Manila, Apr 7 (EFE).- Meta, the parent company of Facebook, announced Thursday the closure of 400 accounts to stop a disinformation campaign that threatens to distort the result of the May 9 presidential elections to elect the successor to controversial President Rodrigo Duterte.
In a statement, Mark Zuckerberg’s company said the deleted accounts were intended to “amplify content that defaces” the information of news portals in the Philippines.
According to Meta, the people behind these accounts often relied on duplicate accounts and sometimes took advantage of existing pages to turn them into platforms for political propaganda.
In addition, the company said some of the accounts were linked to the communist insurgency, the New People’s Army guerrilla group, also considered an extremist organization in the United States.
Facebook said it recognizes the disinformation campaign has intensified in recent weeks as the elections are approaching, and allied itself with data verification portals such as Rappler, Vera Files and Agence France Presse, adding that the 400 false accounts spread false news from the Philippines, Vietnam, Thailand and the US.
The electoral process in the Philippines suffers from heavy fake news activity and information manipulation through social networks, in particular on Facebook, with hundreds of accounts disseminating false or adulterated information against presidential candidates.

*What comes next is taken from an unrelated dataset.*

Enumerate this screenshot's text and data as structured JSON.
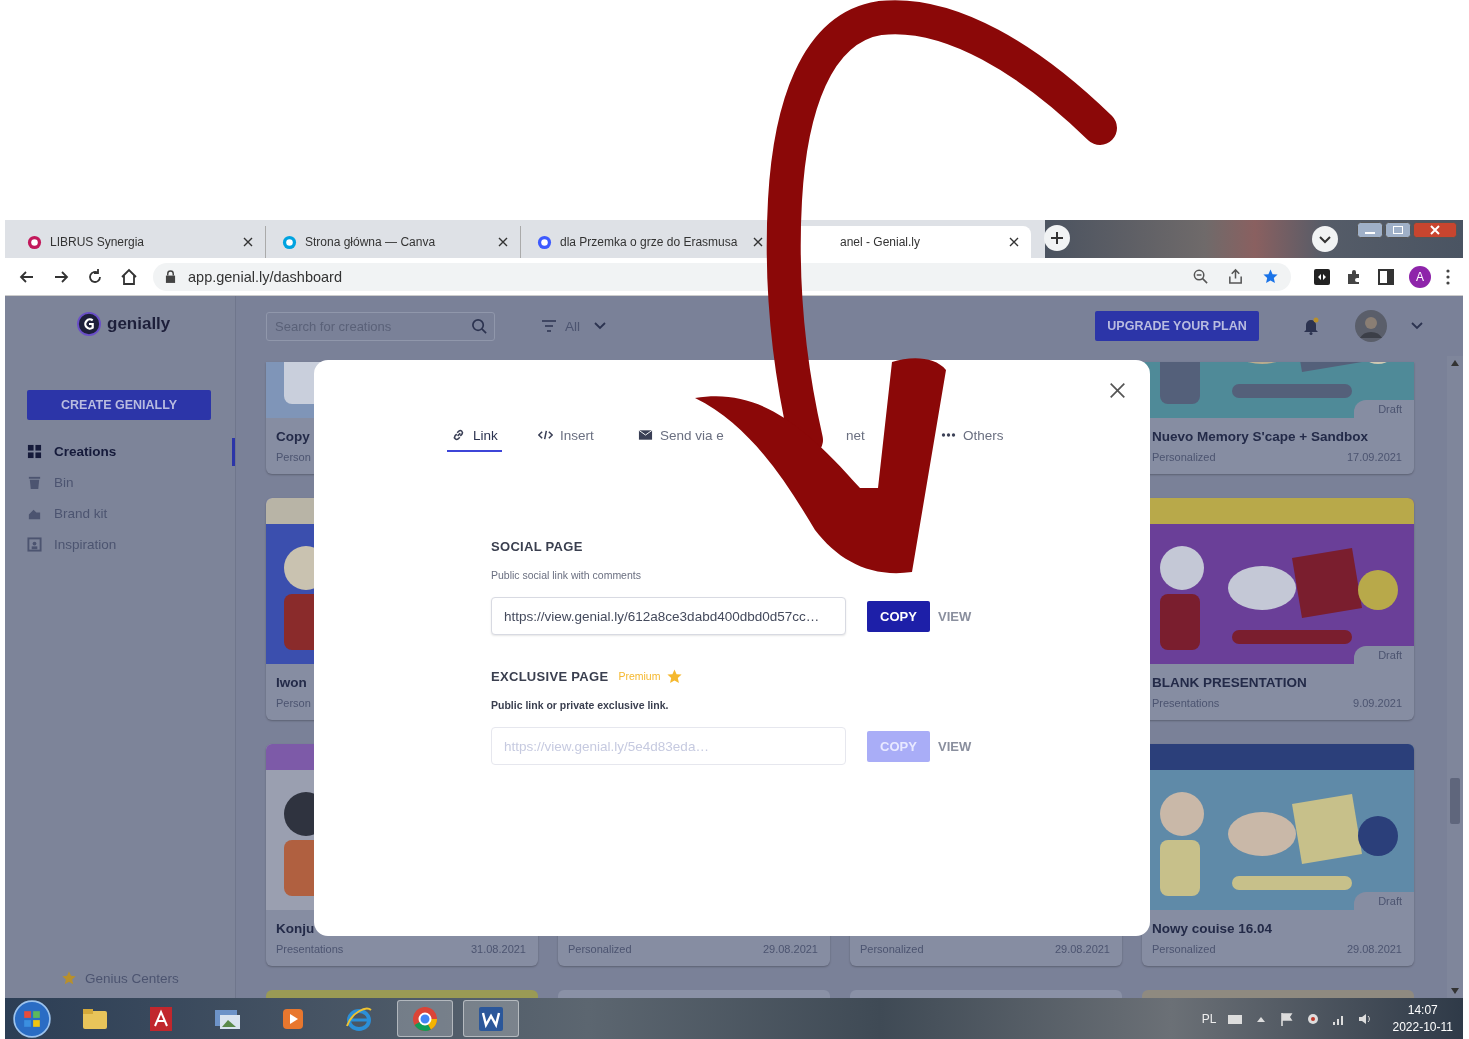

Meta’s decision comes just three months after Twitter took down more than 300 accounts promoting the presidential candidacy of Ferdinand “Bongbong” Marcos, son of the late dictator, for violating policies regarding spam platform manipulation.
The efforts of companies such as Meta and Twitter to stop disinformation have been joined by the Philippine Electoral Commission, which announced Wednesday the creation of a Task Force Against Fake News, a special working group to fight the disinformation campaign.
The commission said at a press conference it had the “desire to eliminate any attempt by any individual or entity to destroy the integrity of the elections” in the Philippines and that charges would be filed “against those who spread false news that question the integrity of the elections.”
In the last electoral campaign in 2016, dozens of false accounts flooded the networks with misleading or fraudulent information during elections that Duterte won, according to Rappler, the digital portal directed by journalist Maria Ressa, who won the Nobel Peace Prize in 2021.
In 2021, 91 million people had a Facebook account in the Philippines, out of a population of about 109 million people – amounting to the entire adult population of the country, according to the World Population Survey.
In addition, Filipinos lead the world ranking of daily use of social media, and spend the most hours connected to the internet from their mobile phone globally, with a daily average of 10 hours and 56 minutes, according to data from the World Global Index of 2021. EFE